From my perch, it seems that this past week was a watershed moment in American history. Lawmakers appear to be governing by poll numbers; this is not supposed to be amateur hour.
Fear acts as a sort of litmus test for leadership. While Piggy and Jack both put forth unworkable plans of action — Piggy wanting to restrict their living area to the platform, Jack wanting to rush out and hunt the beast down — Ralph is able to proceed with sense and caution. Harkening back to his new appreciation for the power of thought, Ralph lays out his concerns about both plans and asserts, “So we’ve got to think.” He points out that the beast obviously can’t be hunted like the pigs because it leaves no tracks; otherwise, Jack would have already seen the tracks. Remaining all the time on the platform will not work due to lack of fire, food, and space. Ralph is able to keep the group’s focus on the hope for rescue, despite Jack’s attack on his authority.
Fear brings out the dictator in Jack. He attempts to take control of the group, claiming this situation is “a hunter’s job” in which Ralph is not qualified to command.
The whole thing going down in Washington reminds me of Don Rumsfeld reacting to the looting of the Iraq National Museum with, “Stuff happens … and it’s untidy and freedom’s untidy, and free people are free to make mistakes and commit crimes and do bad things.”

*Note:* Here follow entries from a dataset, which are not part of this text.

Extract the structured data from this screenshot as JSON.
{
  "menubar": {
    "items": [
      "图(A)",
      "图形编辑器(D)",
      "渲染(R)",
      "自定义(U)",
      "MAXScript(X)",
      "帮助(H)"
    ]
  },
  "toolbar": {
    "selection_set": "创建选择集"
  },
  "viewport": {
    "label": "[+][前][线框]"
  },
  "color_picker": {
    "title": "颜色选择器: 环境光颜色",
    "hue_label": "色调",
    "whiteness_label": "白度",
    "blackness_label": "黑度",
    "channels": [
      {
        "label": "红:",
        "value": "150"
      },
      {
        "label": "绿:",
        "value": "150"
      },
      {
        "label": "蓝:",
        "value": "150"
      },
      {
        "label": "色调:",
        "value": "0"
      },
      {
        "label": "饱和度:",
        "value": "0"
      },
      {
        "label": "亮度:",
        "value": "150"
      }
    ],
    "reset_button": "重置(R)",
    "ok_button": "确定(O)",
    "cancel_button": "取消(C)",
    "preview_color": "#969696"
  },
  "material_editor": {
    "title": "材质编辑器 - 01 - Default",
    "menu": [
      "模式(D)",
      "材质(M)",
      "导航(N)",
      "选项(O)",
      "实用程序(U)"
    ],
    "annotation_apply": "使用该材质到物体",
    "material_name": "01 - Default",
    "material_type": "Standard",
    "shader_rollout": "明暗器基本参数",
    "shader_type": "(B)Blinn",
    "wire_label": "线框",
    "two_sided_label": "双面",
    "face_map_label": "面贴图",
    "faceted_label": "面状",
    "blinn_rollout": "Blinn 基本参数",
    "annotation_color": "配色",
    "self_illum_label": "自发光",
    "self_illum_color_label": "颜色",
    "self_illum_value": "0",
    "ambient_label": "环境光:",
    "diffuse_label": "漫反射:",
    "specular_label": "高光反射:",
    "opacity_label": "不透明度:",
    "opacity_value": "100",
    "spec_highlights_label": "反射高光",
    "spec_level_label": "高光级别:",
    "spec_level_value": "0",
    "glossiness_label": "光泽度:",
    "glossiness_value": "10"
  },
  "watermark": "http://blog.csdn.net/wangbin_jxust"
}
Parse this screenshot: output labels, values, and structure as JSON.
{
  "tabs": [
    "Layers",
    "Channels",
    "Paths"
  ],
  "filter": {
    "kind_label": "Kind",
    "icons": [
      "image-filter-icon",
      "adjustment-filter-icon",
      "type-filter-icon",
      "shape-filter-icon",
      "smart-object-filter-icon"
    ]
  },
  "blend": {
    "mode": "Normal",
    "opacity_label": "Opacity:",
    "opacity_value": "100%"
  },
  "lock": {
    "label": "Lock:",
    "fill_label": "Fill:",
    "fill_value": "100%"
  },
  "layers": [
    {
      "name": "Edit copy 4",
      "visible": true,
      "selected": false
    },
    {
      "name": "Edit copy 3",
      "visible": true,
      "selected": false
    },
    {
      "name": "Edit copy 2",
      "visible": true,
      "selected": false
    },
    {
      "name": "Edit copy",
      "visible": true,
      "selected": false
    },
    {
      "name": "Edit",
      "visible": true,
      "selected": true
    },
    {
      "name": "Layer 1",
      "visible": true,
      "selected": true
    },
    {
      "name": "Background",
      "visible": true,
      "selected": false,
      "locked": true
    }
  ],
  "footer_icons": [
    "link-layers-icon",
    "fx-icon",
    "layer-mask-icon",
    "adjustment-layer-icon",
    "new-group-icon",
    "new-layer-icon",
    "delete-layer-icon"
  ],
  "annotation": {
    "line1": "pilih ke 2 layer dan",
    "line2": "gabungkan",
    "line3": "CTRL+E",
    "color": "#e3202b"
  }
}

All in all, we are witnessing the dynamic of the lynch mob in real time (example, AIG employees hide their badges). It’s a reminder of why history and markets always repeat: people are tribal creatures that keep falling to peer pressure mentality. Anyone that aspires to make money must not act on black/white brainstem reflexes.
I’ve picked out a few videos that I think best represent this moment.
1. Backlash Against the Bailout Backlash
2. The End of the Dollar’s Rally?
3. Treasury Inflation Protected Securities Plays
4. A gold bubble may well be coming our way
A gold bubble may well be coming our way
Gold has little intrinsic value; if it had never been coined its price would probably rest around the $250 per ounce of the late 1990s. However because of its history it is regarded as an inflation hedge and store of value, and that psychological association becomes tighter as inflation worsens and the gold price rises. Hence arguments about the irrationality of gold investment are wrong: in an inflation-prone environment belief in gold becomes self-reinforcing.
5. Bloomberg Interviews
Last, but not least, if you’re in the market for some real analysis, here two good ones:
- Greenlaw Says Fed’s Objective Is to Lower Mortgage Rates [PODCAST]
March 19 (Bloomberg) — David Greenlaw, chief economist at Morgan Stanley, talks with Bloomberg’s Tom Keene about the Federal Reserve’s plan to buy $300 billion of long-term Treasuries.
- McCormick Sees ‘Unprecedented’ Fed Policy Response to Recession [PODCAST]
March 20 (Bloomberg) — Jim McCormick, London-based global head of foreign exchange and local-markets strategy at Citigroup Inc., talks with Bloomberg’s Tom Keene and Ken Prewitt about the impact on the dollar from the Federal Reserve’s plan to buy $300 billion of long-term Treasuries.
Have a good and safe weekend.